DG: A great MG story, like a great taco, has a satisfying combination of different flavors and components. What do you think are the essential ingredients to a delicious MG read?

JT: Ha! Well, I love characters who are brave in unexpected ways. I love a voice I can hear in my head. I love relationships that are strong even though they are difficult. And I love a setting that leaves me with a sense of place, like I’ve been there for a visit.

DG: If you were going to give an aspiring MG writer a list of must-read MG novels they should read, what would be on the list?

JT: This kind of question is always so tough because I am certain to leave something essential out, so I’ll just list the first three (of many) to come to mind: Esperanza Rising by Pam Muñoz Ryan, The Hundred Dresses by Eleanor Estes, and Roller Girl by Victoria Jamieson.

DG: Books aren't really "about" their plot; the plot is kind of just a device the author uses to share the truth they want to talk about. What would you say the story of STEF SOTO is really "about?"

JT: I love this question. I ask it every time I sit down to write something new, whether it’s a news article or a novel: What is this story really about?
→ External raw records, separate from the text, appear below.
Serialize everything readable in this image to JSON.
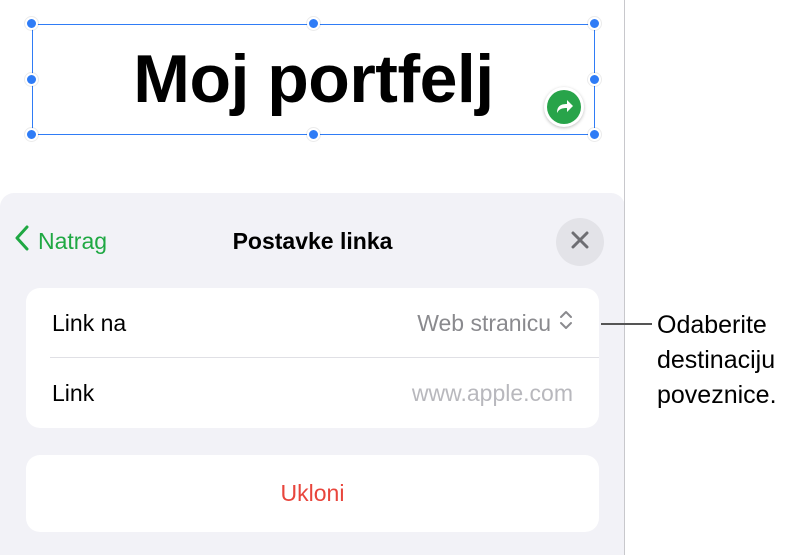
{
  "canvas": {
    "title_text": "Moj portfelj"
  },
  "sheet": {
    "back_label": "Natrag",
    "title": "Postavke linka",
    "rows": [
      {
        "label": "Link na",
        "value": "Web stranicu"
      },
      {
        "label": "Link",
        "placeholder": "www.apple.com"
      }
    ],
    "remove_label": "Ukloni"
  },
  "callout": {
    "text": "Odaberite\ndestinaciju\npoveznice."
  },
  "colors": {
    "accent_green": "#1fa843",
    "selection_blue": "#2f7cf6",
    "destructive_red": "#e8453c",
    "sheet_bg": "#f2f2f7",
    "placeholder_gray": "#b8b8bd",
    "value_gray": "#8a8a8e"
  },
  "icons": {
    "back": "chevron-left-icon",
    "close": "close-icon",
    "link_badge": "link-arrow-icon",
    "value_selector": "chevron-updown-icon"
  }
}
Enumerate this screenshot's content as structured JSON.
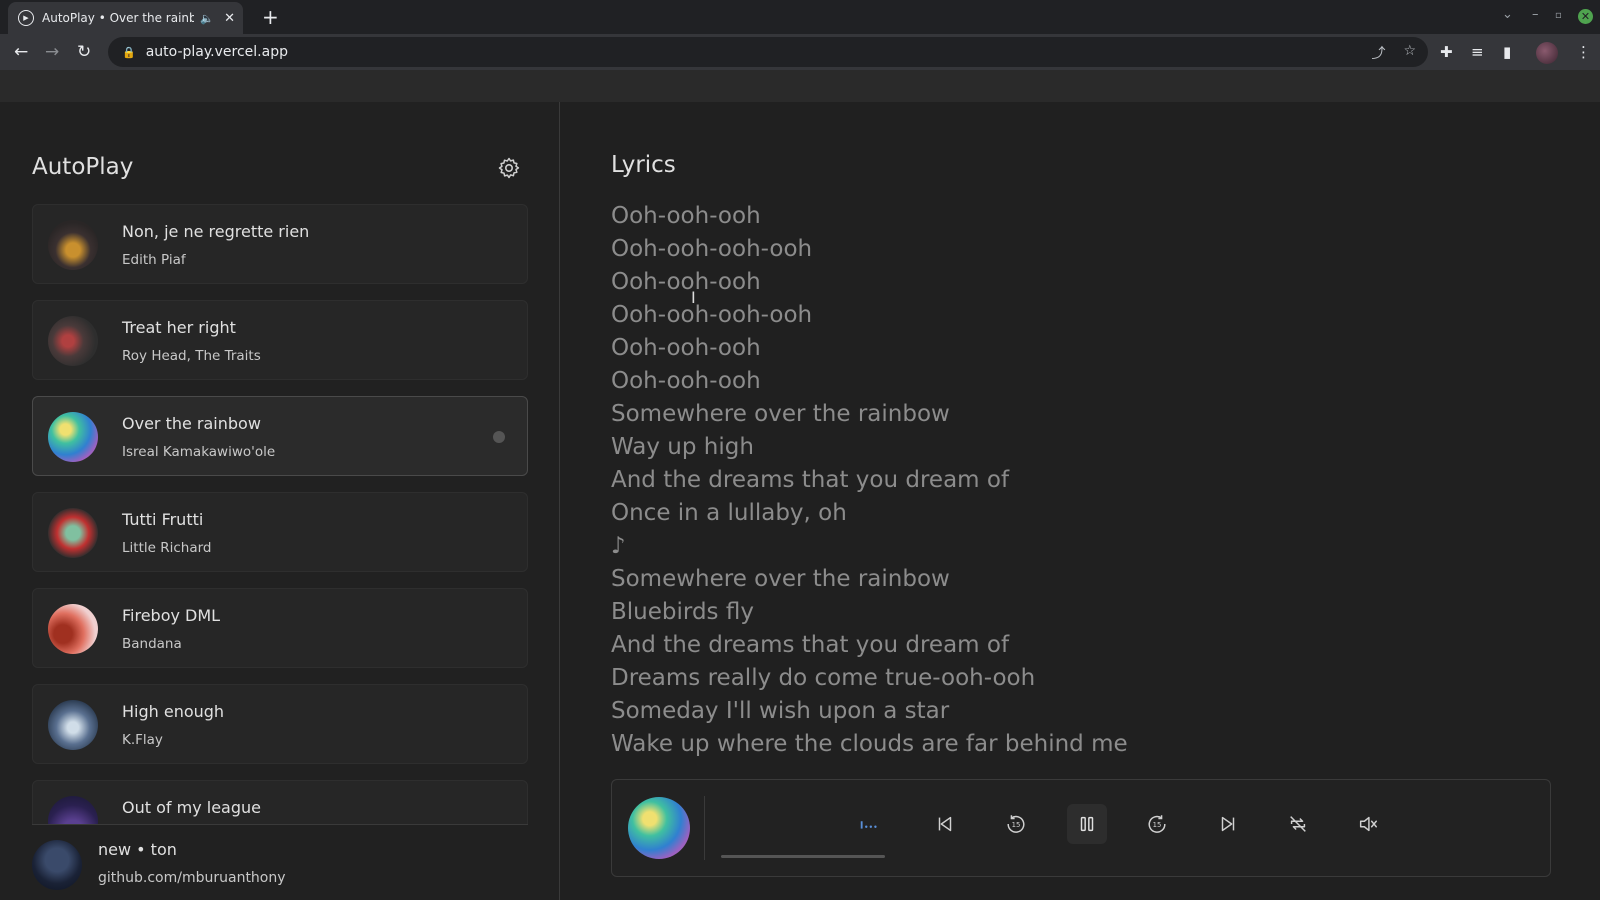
{
  "browser": {
    "tab_title": "AutoPlay • Over the rainb",
    "tab_audio_icon": "speaker-icon",
    "url": "auto-play.vercel.app"
  },
  "sidebar": {
    "title": "AutoPlay",
    "songs": [
      {
        "name": "Non, je ne regrette rien",
        "artist": "Edith Piaf",
        "art": "#7a5a2a"
      },
      {
        "name": "Treat her right",
        "artist": "Roy Head, The Traits",
        "art": "#5a3a3a"
      },
      {
        "name": "Over the rainbow",
        "artist": "Isreal Kamakawiwo'ole",
        "art": "#3fb0c0",
        "active": true
      },
      {
        "name": "Tutti Frutti",
        "artist": "Little Richard",
        "art": "#c0392b"
      },
      {
        "name": "Fireboy DML",
        "artist": "Bandana",
        "art": "#e0706a"
      },
      {
        "name": "High enough",
        "artist": "K.Flay",
        "art": "#5a7090"
      },
      {
        "name": "Out of my league",
        "artist": "",
        "art": "#3a2a60"
      }
    ],
    "user": {
      "name": "new • ton",
      "link": "github.com/mburuanthony"
    }
  },
  "main": {
    "lyrics_title": "Lyrics",
    "lyrics": [
      "Ooh-ooh-ooh",
      "Ooh-ooh-ooh-ooh",
      "Ooh-ooh-ooh",
      "Ooh-ooh-ooh-ooh",
      "Ooh-ooh-ooh",
      "Ooh-ooh-ooh",
      "Somewhere over the rainbow",
      "Way up high",
      "And the dreams that you dream of",
      "Once in a lullaby, oh",
      "♪",
      "Somewhere over the rainbow",
      "Bluebirds fly",
      "And the dreams that you dream of",
      "Dreams really do come true-ooh-ooh",
      "Someday I'll wish upon a star",
      "Wake up where the clouds are far behind me"
    ]
  },
  "colors": {
    "accent": "#5a8fd8",
    "background": "#202020"
  }
}
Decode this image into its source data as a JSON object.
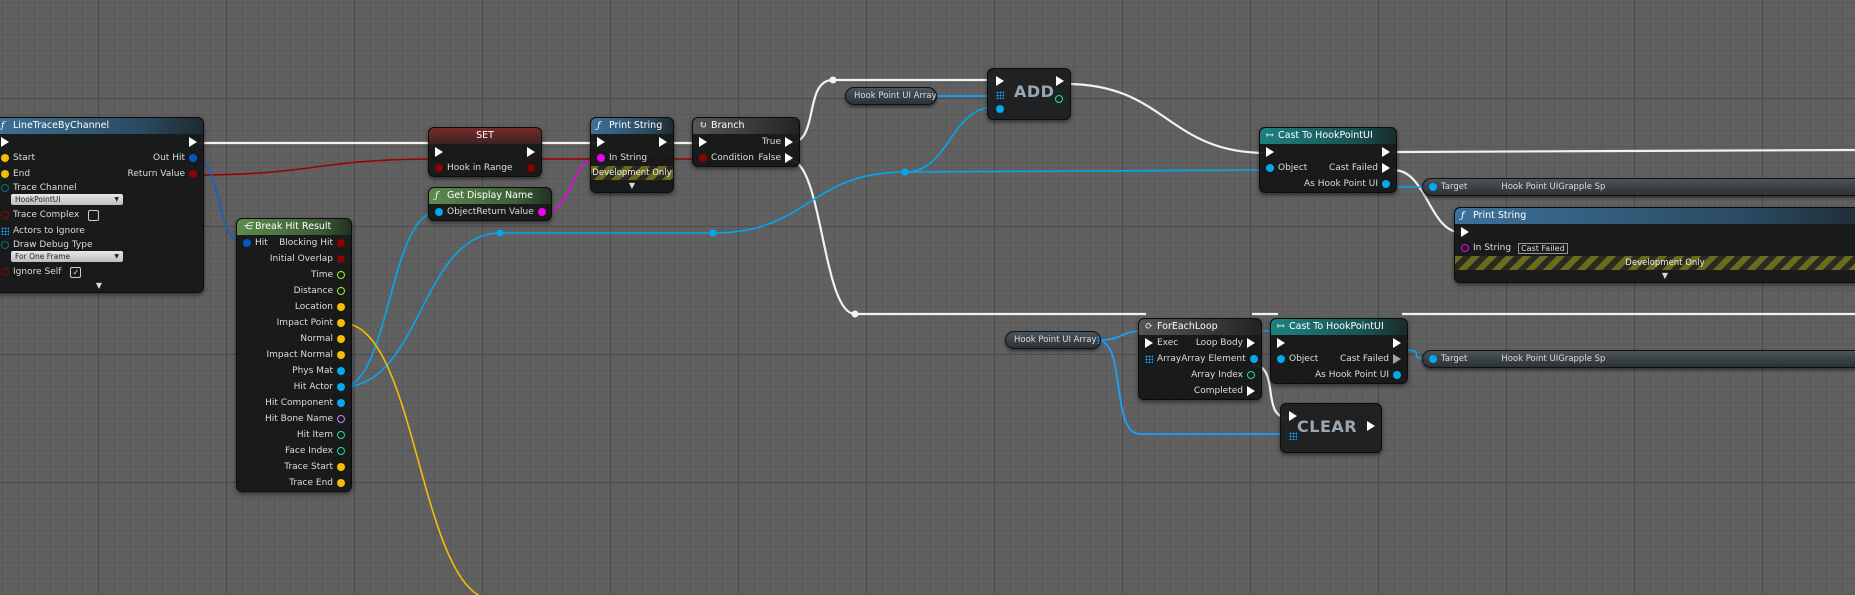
{
  "colors": {
    "exec": "#ffffff",
    "bool": "#8c0000",
    "vector": "#f0c000",
    "float": "#9bf03c",
    "object": "#00a8f0",
    "struct": "#0058c8",
    "string": "#f000f0",
    "int": "#1fe0a0",
    "name": "#c080ff",
    "byte": "#006060",
    "array": "#1aa0ff"
  },
  "nodes": {
    "line_trace": {
      "title": "LineTraceByChannel",
      "icon": "function-icon",
      "style": "func",
      "rows": [
        [
          {
            "type": "exec"
          },
          {
            "type": "exec"
          }
        ],
        [
          {
            "label": "Start",
            "type": "vector"
          },
          {
            "label": "Out Hit",
            "type": "struct"
          }
        ],
        [
          {
            "label": "End",
            "type": "vector"
          },
          {
            "label": "Return Value",
            "type": "bool"
          }
        ],
        [
          {
            "label": "Trace Channel",
            "type": "byte",
            "dropdown": "HookPointUI"
          }
        ],
        [
          {
            "label": "Trace Complex",
            "type": "bool",
            "checkbox": false
          }
        ],
        [
          {
            "label": "Actors to Ignore",
            "type": "array"
          }
        ],
        [
          {
            "label": "Draw Debug Type",
            "type": "byte",
            "dropdown": "For One Frame"
          }
        ],
        [
          {
            "label": "Ignore Self",
            "type": "bool",
            "checkbox": true
          }
        ]
      ],
      "expand": "▼"
    },
    "break_hit": {
      "title": "Break Hit Result",
      "icon": "break-struct-icon",
      "style": "pure",
      "rows": [
        [
          {
            "label": "Hit",
            "type": "struct"
          },
          {
            "label": "Blocking Hit",
            "type": "bool"
          }
        ],
        [
          null,
          {
            "label": "Initial Overlap",
            "type": "bool"
          }
        ],
        [
          null,
          {
            "label": "Time",
            "type": "float"
          }
        ],
        [
          null,
          {
            "label": "Distance",
            "type": "float"
          }
        ],
        [
          null,
          {
            "label": "Location",
            "type": "vector"
          }
        ],
        [
          null,
          {
            "label": "Impact Point",
            "type": "vector"
          }
        ],
        [
          null,
          {
            "label": "Normal",
            "type": "vector"
          }
        ],
        [
          null,
          {
            "label": "Impact Normal",
            "type": "vector"
          }
        ],
        [
          null,
          {
            "label": "Phys Mat",
            "type": "object"
          }
        ],
        [
          null,
          {
            "label": "Hit Actor",
            "type": "object"
          }
        ],
        [
          null,
          {
            "label": "Hit Component",
            "type": "object"
          }
        ],
        [
          null,
          {
            "label": "Hit Bone Name",
            "type": "name"
          }
        ],
        [
          null,
          {
            "label": "Hit Item",
            "type": "int"
          }
        ],
        [
          null,
          {
            "label": "Face Index",
            "type": "int"
          }
        ],
        [
          null,
          {
            "label": "Trace Start",
            "type": "vector"
          }
        ],
        [
          null,
          {
            "label": "Trace End",
            "type": "vector"
          }
        ]
      ]
    },
    "set_node": {
      "title": "SET",
      "style": "set",
      "rows": [
        [
          {
            "type": "exec"
          },
          {
            "type": "exec"
          }
        ],
        [
          {
            "label": "Hook in Range",
            "type": "bool"
          },
          {
            "type": "bool"
          }
        ]
      ]
    },
    "get_display_name": {
      "title": "Get Display Name",
      "icon": "function-icon",
      "style": "pure",
      "rows": [
        [
          {
            "label": "Object",
            "type": "object"
          },
          {
            "label": "Return Value",
            "type": "string"
          }
        ]
      ]
    },
    "print_string_1": {
      "title": "Print String",
      "icon": "function-icon",
      "style": "func",
      "rows": [
        [
          {
            "type": "exec"
          },
          {
            "type": "exec"
          }
        ],
        [
          {
            "label": "In String",
            "type": "string"
          }
        ]
      ],
      "dev": "Development Only",
      "expand": "▼"
    },
    "branch": {
      "title": "Branch",
      "icon": "branch-icon",
      "style": "branch",
      "rows": [
        [
          {
            "type": "exec"
          },
          {
            "label": "True",
            "type": "exec"
          }
        ],
        [
          {
            "label": "Condition",
            "type": "bool"
          },
          {
            "label": "False",
            "type": "exec"
          }
        ]
      ]
    },
    "cast_1": {
      "title": "Cast To HookPointUI",
      "icon": "cast-icon",
      "style": "cast",
      "rows": [
        [
          {
            "type": "exec"
          },
          {
            "type": "exec"
          }
        ],
        [
          {
            "label": "Object",
            "type": "object"
          },
          {
            "label": "Cast Failed",
            "type": "exec"
          }
        ],
        [
          null,
          {
            "label": "As Hook Point UI",
            "type": "object"
          }
        ]
      ]
    },
    "print_string_2": {
      "title": "Print String",
      "icon": "function-icon",
      "style": "func",
      "rows": [
        [
          {
            "type": "exec"
          },
          null
        ],
        [
          {
            "label": "In String",
            "type": "string",
            "value": "Cast Failed",
            "hollow": true
          }
        ]
      ],
      "dev": "Development Only",
      "expand": "▼"
    },
    "for_each": {
      "title": "ForEachLoop",
      "icon": "loop-icon",
      "style": "branch",
      "rows": [
        [
          {
            "label": "Exec",
            "type": "exec"
          },
          {
            "label": "Loop Body",
            "type": "exec"
          }
        ],
        [
          {
            "label": "Array",
            "type": "array"
          },
          {
            "label": "Array Element",
            "type": "object"
          }
        ],
        [
          null,
          {
            "label": "Array Index",
            "type": "int",
            "hollow": true
          }
        ],
        [
          null,
          {
            "label": "Completed",
            "type": "exec"
          }
        ]
      ]
    },
    "cast_2": {
      "title": "Cast To HookPointUI",
      "icon": "cast-icon",
      "style": "cast",
      "rows": [
        [
          {
            "type": "exec"
          },
          {
            "type": "exec"
          }
        ],
        [
          {
            "label": "Object",
            "type": "object"
          },
          {
            "label": "Cast Failed",
            "type": "exec",
            "hollow": true
          }
        ],
        [
          null,
          {
            "label": "As Hook Point UI",
            "type": "object"
          }
        ]
      ]
    }
  },
  "getters": {
    "array_getter_1": {
      "label": "Hook Point UI Array"
    },
    "array_getter_2": {
      "label": "Hook Point UI Array"
    },
    "target_1": {
      "label": "Target",
      "value": "Hook Point UIGrapple Sp"
    },
    "target_2": {
      "label": "Target",
      "value": "Hook Point UIGrapple Sp"
    }
  },
  "compact": {
    "add": {
      "label": "ADD"
    },
    "clear": {
      "label": "CLEAR"
    }
  }
}
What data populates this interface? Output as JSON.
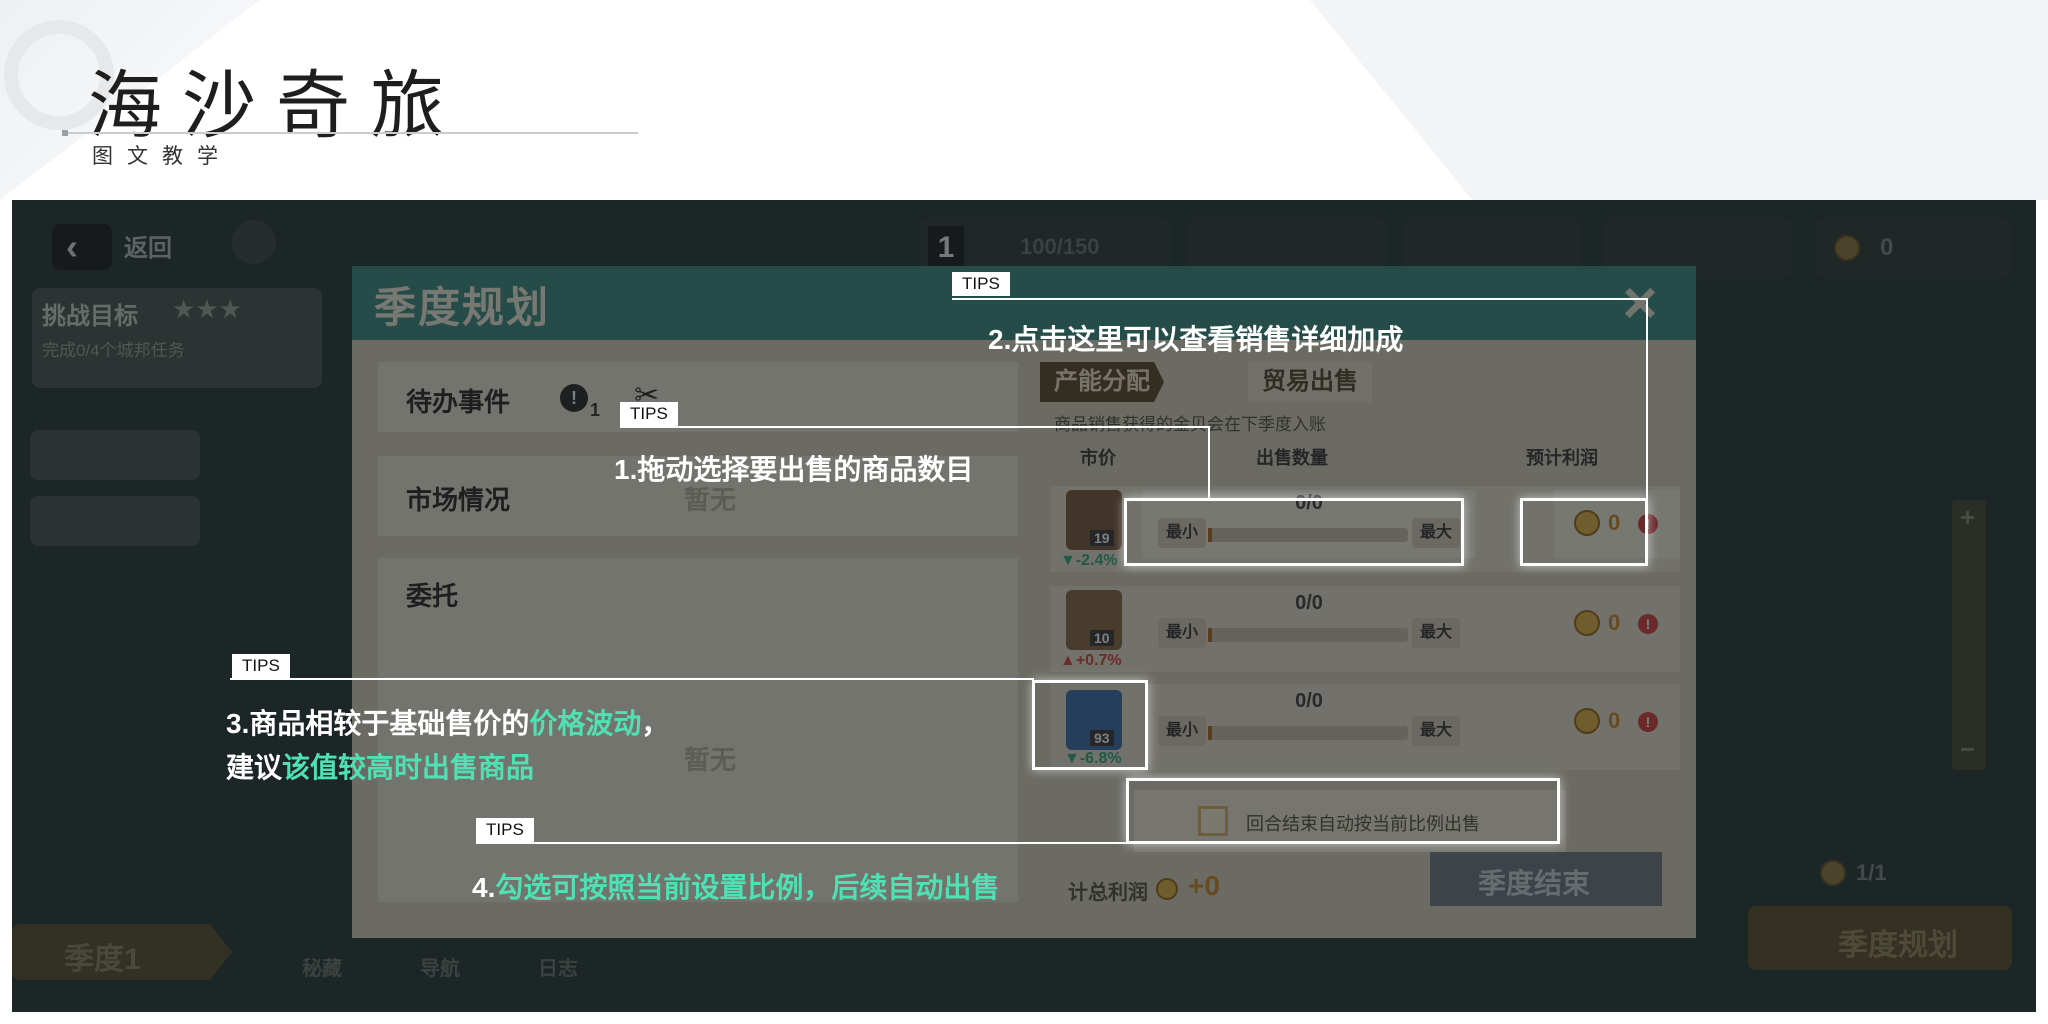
{
  "header": {
    "title": "海沙奇旅",
    "subtitle": "图文教学"
  },
  "game_hud": {
    "back_label": "返回",
    "challenge_label": "挑战目标",
    "challenge_progress": "完成0/4个城邦任务",
    "resource_count": "100/150",
    "coins": "0",
    "season_label": "季度1",
    "bottom_tabs": [
      "秘藏",
      "导航",
      "日志"
    ],
    "season_plan_button": "季度规划",
    "page_counter": "1/1",
    "zoom_plus": "+",
    "zoom_minus": "−",
    "level_badge": "1"
  },
  "dialog": {
    "title": "季度规划",
    "left_panels": [
      {
        "label": "待办事件",
        "badge_count": "1",
        "value": ""
      },
      {
        "label": "市场情况",
        "value": "暂无"
      },
      {
        "label": "委托",
        "value": "暂无"
      }
    ],
    "tabs": [
      "产能分配",
      "贸易出售"
    ],
    "notice": "商品销售获得的金贝会在下季度入账",
    "columns": {
      "price": "市价",
      "qty": "出售数量",
      "profit": "预计利润"
    },
    "rows": [
      {
        "price": "19",
        "change": "▼-2.4%",
        "change_dir": "down",
        "qty": "0/0",
        "profit": "0"
      },
      {
        "price": "10",
        "change": "▲+0.7%",
        "change_dir": "up",
        "qty": "0/0",
        "profit": "0"
      },
      {
        "price": "93",
        "change": "▼-6.8%",
        "change_dir": "down",
        "qty": "0/0",
        "profit": "0"
      }
    ],
    "min_label": "最小",
    "max_label": "最大",
    "auto_sell_label": "回合结束自动按当前比例出售",
    "total_profit_label": "计总利润",
    "total_profit_value": "+0",
    "end_season_button": "季度结束"
  },
  "callouts": {
    "tips_label": "TIPS",
    "tip1": "1.拖动选择要出售的商品数目",
    "tip2": "2.点击这里可以查看销售详细加成",
    "tip3_prefix": "3.商品相较于基础售价的",
    "tip3_green": "价格波动",
    "tip3_suffix": "，",
    "tip3_line2_prefix": "建议",
    "tip3_line2_green": "该值较高时出售商品",
    "tip4_prefix": "4.",
    "tip4_green": "勾选可按照当前设置比例，后续自动出售"
  },
  "colors": {
    "accent_green": "#4fe0b4",
    "dialog_header": "#3e8f86",
    "profit_gold": "#cf8d2a",
    "warn_red": "#d8403f",
    "price_down": "#3aa884",
    "price_up": "#d34b3a"
  }
}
What makes it more than a list of facts or a collection of scenes? I think STEF SOTO is about identity. In some ways, I think it’s about community too, in that being part of a community – whether a school community, or a family, or a group of food truck operators – means supporting one another and speaking up even when it’s uncomfortable.

DG: What's coming up next for you? Any more awesome books in the pipeline?

JT: I am working on a picture book and revising another middle grade novel. This one is set at a county fair, and the main characters are a rising ranchera star and the daughter of the petting zoo owner. It’s fun!

DG: Last question. I'm assuming that you, like myself, are a real-life lover of taco truck cuisine. What is your go-to taco truck order? 

JT: YES, definitely. My favorite truck is Tacos Manzanillo in Downtown Stockton – I used to go there at least once a week. I’ll take carne asada tacos with lots of cilantro, pico de gallo and a lime wedge.

DG: Thanks, Jennifer!


  1. Great interview! Loved Stefanie Soto!

  2. My library displayed this book, and I grabbed it! As a Latina, I was excited to see a book with this perspective. Loved Stef and her whole familia!